The LED DISPLAY shows at all times the NEXT ADDRESS to use, any DATA and the Active Probe Values. Below is a picture showing the information displayed.
Note that when in the Analogue Probe Mode, The Duty Cycle display will change to the voltage measured. This is displayed in volts and has two ranges.
The MODE indicator will be ‘d’ for DIGITAL probe and ‘A’ for ANALOGUE. When the probe is touched on a signal, the brightness will increase while signal is measured.
Backing up System files and data
As with most computer systems, taking a regular backup is always a good practice as corrupt data can strike at any time.
To back up the Testers files, there are two methods to use depending on whether it’s the system files or test data and programs.
BACKING UP SYSTEM FILES.
This is done by using the Raspberry Pi built in commands. From the MENU on the Desktop, select ACCESSORIES then SD CARD Copier.
This will show a window which allows the complete operating system to be copied onto another memory card plugged into a USB connection on the tester. The Operating system is stored on a 16GB microSD card within the tester and if this fails, there is no other way to load it back. It is recommended therefore that a second 16GB microSD card is purchased and the System copied onto it as detailed above. If a failure occurs, it is then a simple case of replacing the card within the tester using the copied one. Note an entire copy is made including any user files etc.
BACKING UP TEST FILES/USER DATA.
The test files and user data are stored within folders located on the Desktop. Below is a list detailing the files contained.
/home/pi/Desktop/Devices - All data for the ADT is stored here
/home/pi/Desktop/ROMS - ID.crc file, all BIN files and TXT files
/home/pi/Desktop/TestProgs - All Test Sequences Generated.
/home/pi/Desktop - The TEST.desktop batch file
/home/pi/Test - Test Program
To copy any of the above, simply use the File Manager App and copy onto a USB card as usual. Information on using this can be found on the internet.

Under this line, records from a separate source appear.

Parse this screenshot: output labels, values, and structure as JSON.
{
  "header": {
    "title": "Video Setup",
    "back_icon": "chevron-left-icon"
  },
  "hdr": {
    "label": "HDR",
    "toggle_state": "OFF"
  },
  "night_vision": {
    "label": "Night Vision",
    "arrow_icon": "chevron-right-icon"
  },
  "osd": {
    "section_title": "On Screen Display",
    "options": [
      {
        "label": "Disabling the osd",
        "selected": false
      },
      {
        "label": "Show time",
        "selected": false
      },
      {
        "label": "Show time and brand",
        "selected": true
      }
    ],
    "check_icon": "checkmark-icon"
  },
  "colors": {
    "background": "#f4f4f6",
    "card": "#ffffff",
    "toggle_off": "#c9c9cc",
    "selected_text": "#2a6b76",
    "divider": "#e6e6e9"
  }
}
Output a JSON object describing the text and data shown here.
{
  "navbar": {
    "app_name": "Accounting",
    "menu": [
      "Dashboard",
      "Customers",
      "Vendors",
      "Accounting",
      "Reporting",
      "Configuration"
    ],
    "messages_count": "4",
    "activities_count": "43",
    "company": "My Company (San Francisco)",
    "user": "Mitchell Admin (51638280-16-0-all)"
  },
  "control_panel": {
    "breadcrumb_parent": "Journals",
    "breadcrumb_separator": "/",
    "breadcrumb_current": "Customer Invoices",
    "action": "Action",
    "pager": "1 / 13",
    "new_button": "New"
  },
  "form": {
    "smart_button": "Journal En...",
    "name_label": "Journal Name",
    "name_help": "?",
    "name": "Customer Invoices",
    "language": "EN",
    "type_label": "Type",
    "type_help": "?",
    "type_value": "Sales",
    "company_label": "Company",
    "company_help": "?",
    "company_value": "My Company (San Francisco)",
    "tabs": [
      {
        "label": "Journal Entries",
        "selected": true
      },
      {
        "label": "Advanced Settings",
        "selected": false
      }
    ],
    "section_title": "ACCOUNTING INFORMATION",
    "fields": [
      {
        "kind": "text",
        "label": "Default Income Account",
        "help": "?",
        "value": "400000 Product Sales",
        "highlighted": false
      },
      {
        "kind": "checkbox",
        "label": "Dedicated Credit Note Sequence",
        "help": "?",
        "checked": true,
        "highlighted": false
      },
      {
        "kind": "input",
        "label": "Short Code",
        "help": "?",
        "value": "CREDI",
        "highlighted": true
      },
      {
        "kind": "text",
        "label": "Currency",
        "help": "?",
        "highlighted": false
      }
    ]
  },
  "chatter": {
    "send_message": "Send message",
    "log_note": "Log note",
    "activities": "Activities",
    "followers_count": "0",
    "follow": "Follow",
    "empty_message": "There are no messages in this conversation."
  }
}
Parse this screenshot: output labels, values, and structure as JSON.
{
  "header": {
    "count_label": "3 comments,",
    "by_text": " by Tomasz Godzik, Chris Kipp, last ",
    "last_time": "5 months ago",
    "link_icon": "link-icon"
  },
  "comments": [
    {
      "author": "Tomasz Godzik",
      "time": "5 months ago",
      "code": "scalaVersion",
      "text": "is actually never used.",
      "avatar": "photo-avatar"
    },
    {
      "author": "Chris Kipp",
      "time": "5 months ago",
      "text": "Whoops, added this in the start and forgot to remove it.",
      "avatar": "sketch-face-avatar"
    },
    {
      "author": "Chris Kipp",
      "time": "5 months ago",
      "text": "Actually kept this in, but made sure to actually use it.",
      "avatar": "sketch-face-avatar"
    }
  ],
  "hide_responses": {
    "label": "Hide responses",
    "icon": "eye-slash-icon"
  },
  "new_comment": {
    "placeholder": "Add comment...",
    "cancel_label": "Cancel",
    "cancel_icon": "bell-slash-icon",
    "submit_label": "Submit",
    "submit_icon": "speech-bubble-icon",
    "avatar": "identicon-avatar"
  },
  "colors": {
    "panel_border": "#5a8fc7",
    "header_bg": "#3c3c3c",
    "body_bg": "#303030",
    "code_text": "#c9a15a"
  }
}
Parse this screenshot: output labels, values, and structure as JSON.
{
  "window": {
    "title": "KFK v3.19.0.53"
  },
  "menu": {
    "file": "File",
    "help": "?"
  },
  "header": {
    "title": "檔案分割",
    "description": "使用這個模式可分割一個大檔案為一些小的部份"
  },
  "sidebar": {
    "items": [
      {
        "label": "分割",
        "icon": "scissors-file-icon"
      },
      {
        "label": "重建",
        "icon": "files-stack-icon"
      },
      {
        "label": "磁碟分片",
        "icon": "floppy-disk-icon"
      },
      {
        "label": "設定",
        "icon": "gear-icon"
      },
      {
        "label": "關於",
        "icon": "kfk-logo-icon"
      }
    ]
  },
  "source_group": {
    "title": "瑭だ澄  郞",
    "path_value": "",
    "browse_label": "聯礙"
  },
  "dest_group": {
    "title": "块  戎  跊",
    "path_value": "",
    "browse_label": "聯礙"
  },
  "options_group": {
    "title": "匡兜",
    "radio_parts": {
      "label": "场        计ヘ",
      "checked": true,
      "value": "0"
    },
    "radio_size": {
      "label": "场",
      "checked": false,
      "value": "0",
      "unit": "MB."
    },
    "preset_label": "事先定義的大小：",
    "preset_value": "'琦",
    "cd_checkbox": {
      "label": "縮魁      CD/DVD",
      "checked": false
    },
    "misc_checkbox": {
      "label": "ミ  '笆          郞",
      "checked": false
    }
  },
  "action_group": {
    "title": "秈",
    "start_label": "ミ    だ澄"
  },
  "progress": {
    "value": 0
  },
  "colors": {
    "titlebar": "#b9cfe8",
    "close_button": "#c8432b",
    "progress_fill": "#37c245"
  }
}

It is advisable and good practice to upload your files and add them to the resources section for others to benefit from your additions
The tester can operate either the built in 3.5” LCD display or if preferred, an external monitor connected to the read HDMI connection.
To select which display is used, follow the instructions below.
Click the MENU button from the Desktop using either a mouse or the touch screen. From the options that appear, select the RUN option as shown below.
Next type in either one of the following command as required.
sudo ./lcd - Selects the LCD display
sudo ./hdmi - Selects the HDMI monitor
Note the command has to be exactly as shown above and in the picture on next page so sudo must be lowercase and followed by a space before the ./lcd or ./hdmi
Finally press ENTER or Click OK. The tester will reboot and afterwards, the selected monitor will be active. When using the external monitor, the TEST screen will be set to a smaller size. This is normal and cannot be changed. Also when other functions are selected, such as the ADT, these will appear as separate windows. Operate them as normal and always close them down when finished. Closing down the MAIN TEST SCREEN window will close the test program.